In Being Wrong: Adventures in the Margin of Error, Katheryn Schulz uses both research and humor to help us understand just how wrong we can have the facts and thus how flimsy our arguments can be. I mean, first off, we need to stop believing we know exactly where we were when Kennedy was assassinated or when the Challenger exploded. Really. Schulz details a great study demonstrating that as we relive such vivid events, our brains change the details–only a small percentage of people in the study had accurate memories.
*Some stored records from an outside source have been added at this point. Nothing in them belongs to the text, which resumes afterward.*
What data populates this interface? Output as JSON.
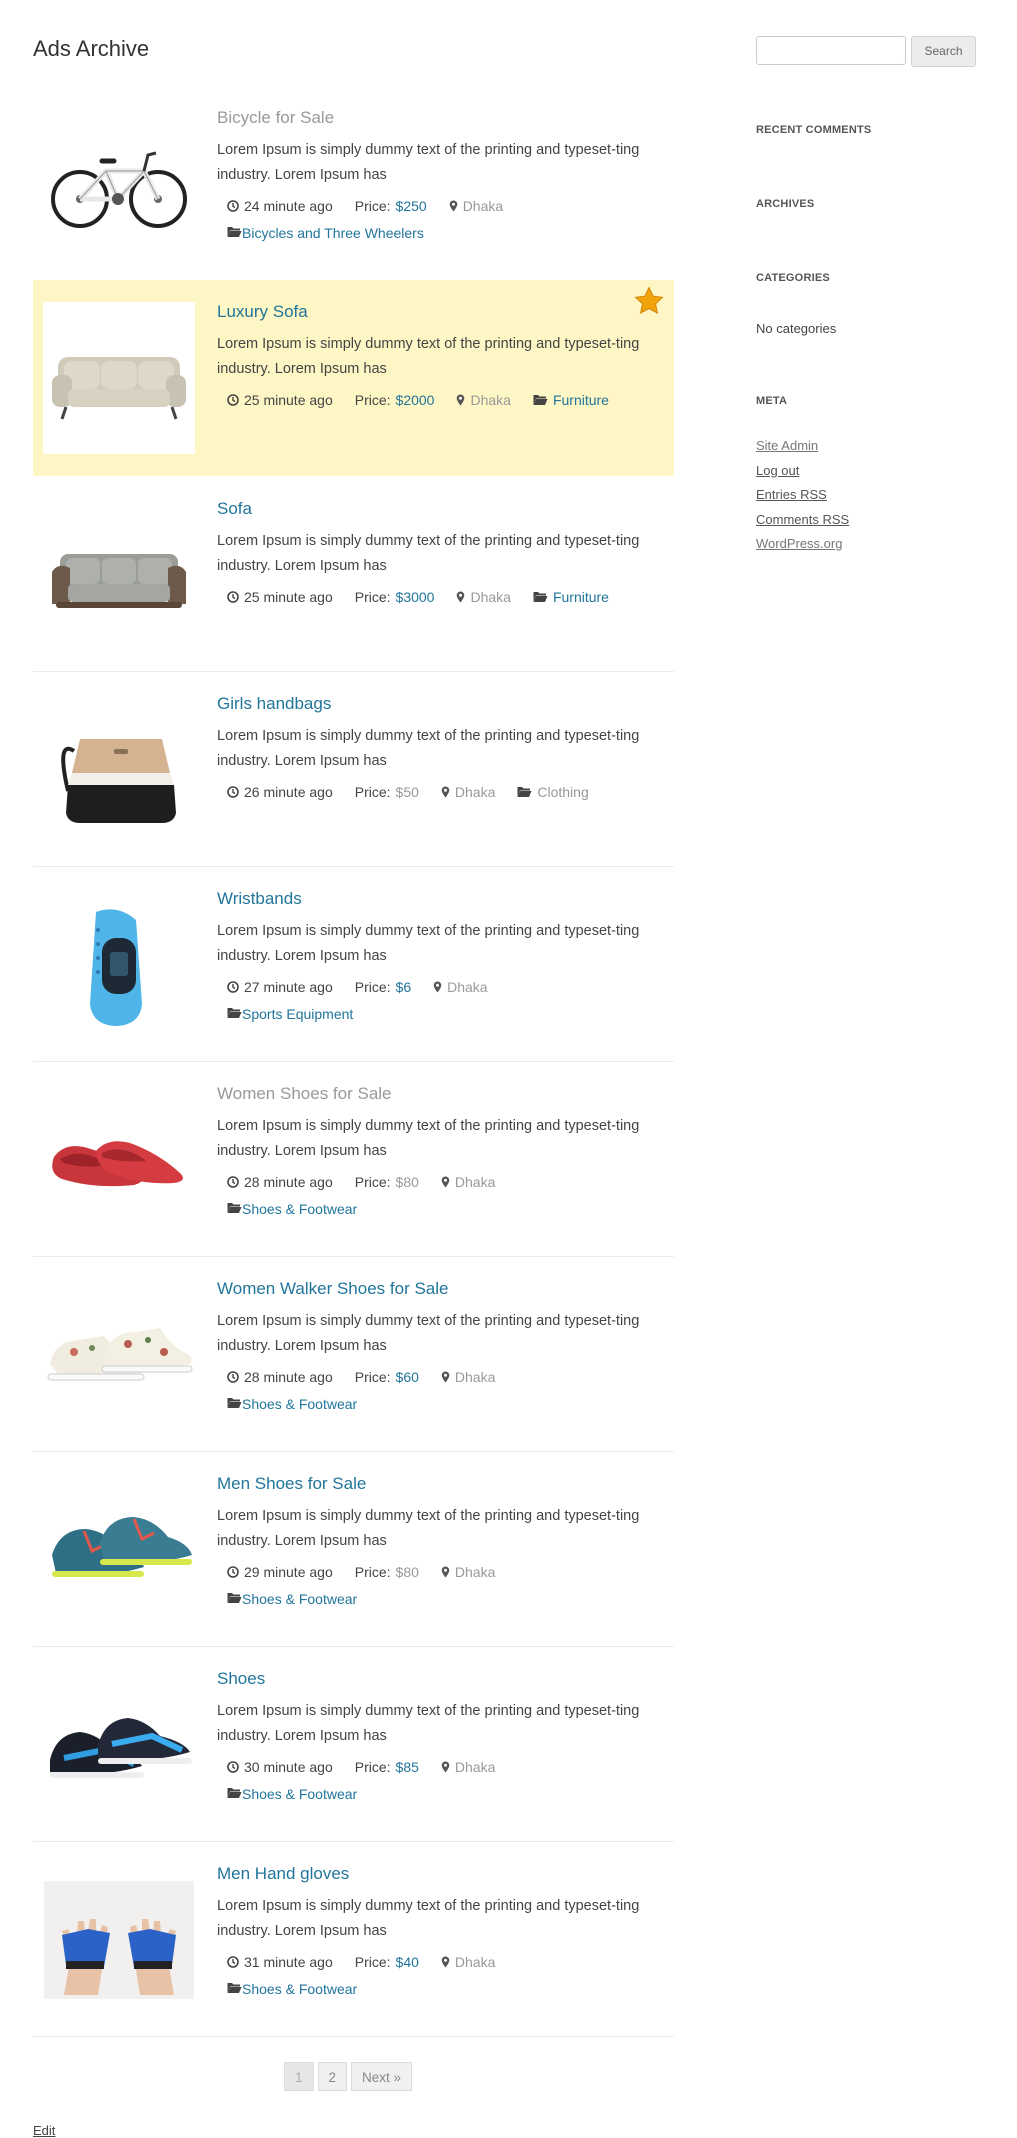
{
  "page": {
    "title": "Ads Archive",
    "edit_label": "Edit"
  },
  "colors": {
    "link": "#21759b",
    "featured_bg": "#fef6c4",
    "muted": "#999999",
    "star": "#f0a30a"
  },
  "ads": [
    {
      "title": "Bicycle for Sale",
      "title_muted": true,
      "image": "bicycle",
      "excerpt": "Lorem Ipsum is simply dummy text of the printing and typeset-ting industry. Lorem Ipsum has",
      "time": "24 minute ago",
      "price_label": "Price:",
      "price": "$250",
      "location": "Dhaka",
      "category": "Bicycles and Three Wheelers",
      "category_wrapped": true,
      "featured": false
    },
    {
      "title": "Luxury Sofa",
      "title_muted": false,
      "image": "sofa-beige",
      "excerpt": "Lorem Ipsum is simply dummy text of the printing and typeset-ting industry. Lorem Ipsum has",
      "time": "25 minute ago",
      "price_label": "Price:",
      "price": "$2000",
      "location": "Dhaka",
      "category": "Furniture",
      "category_wrapped": false,
      "featured": true
    },
    {
      "title": "Sofa",
      "title_muted": false,
      "image": "sofa-grey",
      "excerpt": "Lorem Ipsum is simply dummy text of the printing and typeset-ting industry. Lorem Ipsum has",
      "time": "25 minute ago",
      "price_label": "Price:",
      "price": "$3000",
      "location": "Dhaka",
      "category": "Furniture",
      "category_wrapped": false,
      "featured": false
    },
    {
      "title": "Girls handbags",
      "title_muted": false,
      "image": "handbag",
      "excerpt": "Lorem Ipsum is simply dummy text of the printing and typeset-ting industry. Lorem Ipsum has",
      "time": "26 minute ago",
      "price_label": "Price:",
      "price": "$50",
      "price_muted": true,
      "location": "Dhaka",
      "category": "Clothing",
      "category_muted": true,
      "category_wrapped": false,
      "featured": false
    },
    {
      "title": "Wristbands",
      "title_muted": false,
      "image": "wristband",
      "excerpt": "Lorem Ipsum is simply dummy text of the printing and typeset-ting industry. Lorem Ipsum has",
      "time": "27 minute ago",
      "price_label": "Price:",
      "price": "$6",
      "location": "Dhaka",
      "category": "Sports Equipment",
      "category_wrapped": true,
      "featured": false
    },
    {
      "title": "Women Shoes for Sale",
      "title_muted": true,
      "image": "shoes-red",
      "excerpt": "Lorem Ipsum is simply dummy text of the printing and typeset-ting industry. Lorem Ipsum has",
      "time": "28 minute ago",
      "price_label": "Price:",
      "price": "$80",
      "price_muted": true,
      "location": "Dhaka",
      "category": "Shoes & Footwear",
      "category_wrapped": true,
      "featured": false
    },
    {
      "title": "Women Walker Shoes for Sale",
      "title_muted": false,
      "image": "shoes-floral",
      "excerpt": "Lorem Ipsum is simply dummy text of the printing and typeset-ting industry. Lorem Ipsum has",
      "time": "28 minute ago",
      "price_label": "Price:",
      "price": "$60",
      "location": "Dhaka",
      "category": "Shoes & Footwear",
      "category_wrapped": true,
      "featured": false
    },
    {
      "title": "Men Shoes for Sale",
      "title_muted": false,
      "image": "shoes-sport",
      "excerpt": "Lorem Ipsum is simply dummy text of the printing and typeset-ting industry. Lorem Ipsum has",
      "time": "29 minute ago",
      "price_label": "Price:",
      "price": "$80",
      "price_muted": true,
      "location": "Dhaka",
      "category": "Shoes & Footwear",
      "category_wrapped": true,
      "featured": false
    },
    {
      "title": "Shoes",
      "title_muted": false,
      "image": "shoes-blue",
      "excerpt": "Lorem Ipsum is simply dummy text of the printing and typeset-ting industry. Lorem Ipsum has",
      "time": "30 minute ago",
      "price_label": "Price:",
      "price": "$85",
      "location": "Dhaka",
      "category": "Shoes & Footwear",
      "category_wrapped": true,
      "featured": false
    },
    {
      "title": "Men Hand gloves",
      "title_muted": false,
      "image": "gloves",
      "excerpt": "Lorem Ipsum is simply dummy text of the printing and typeset-ting industry. Lorem Ipsum has",
      "time": "31 minute ago",
      "price_label": "Price:",
      "price": "$40",
      "location": "Dhaka",
      "category": "Shoes & Footwear",
      "category_wrapped": true,
      "featured": false
    }
  ],
  "pagination": {
    "pages": [
      "1",
      "2"
    ],
    "current": "1",
    "next_label": "Next »"
  },
  "sidebar": {
    "search_button": "Search",
    "search_placeholder": "",
    "recent_comments_title": "Recent Comments",
    "archives_title": "Archives",
    "categories_title": "Categories",
    "categories_empty": "No categories",
    "meta_title": "Meta",
    "meta_links": [
      "Site Admin",
      "Log out",
      "Entries RSS",
      "Comments RSS",
      "WordPress.org"
    ]
  }
}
And if we can’t count on being accurate about things we truly assume we know, well, questioning our own facts is a wise practice!
If these volumes don’t humble you, try The Hidden Brain: How Our Unconscious Minds Elect Presidents, Control Markets, Wage Wars, and Save Our Lives (Vedantam), or How We Decide (Lehrer).
In other words, an awful lot of research—and writing—is trying to send us the same message:
“If you think you have a corner on the truth, think again.”
And one of the few solutions offered up?
“Listen carefully to people who hold opposite views.”
Polarity thinking, cited by the Center for Creative Leadership as an absolute “must” tool for strategic leaders, offers ways of doing just that. It helps us move from problem/solution and either/or thinking to seeing the tensions in an issue and realizing that both/and thinking—understanding the partial truths that people at each pole hold—is required. Barry Johnson developed the tools for business. I’m honored that he’s allowed me to adapt the tools for educators (Unleashing the Positive Power of Differences, coming November 2013). It’s a gentle yet powerful and deep process for examining how we know what we know and what will help us accomplish what is in everyone’s mutual best interest.
Isn’t that what we want our leaders to do?
Here’s a few questions to ask yourself as a leader
- What are my blind spots, biases, and prejudices (and if you say, “None,” please read at least one of the above books!)
- With whom do I dialogue that I know holds different viewpoints on issues about which I feel strongly?
- How do I test my decisions when I’m sure I’m right?
- How do I deal with “confirmation bias,” that pattern of only seeing information that reinforces our own viewpoint?
- Where am I finding people who hold very different viewpoints–and how well am I listening to them?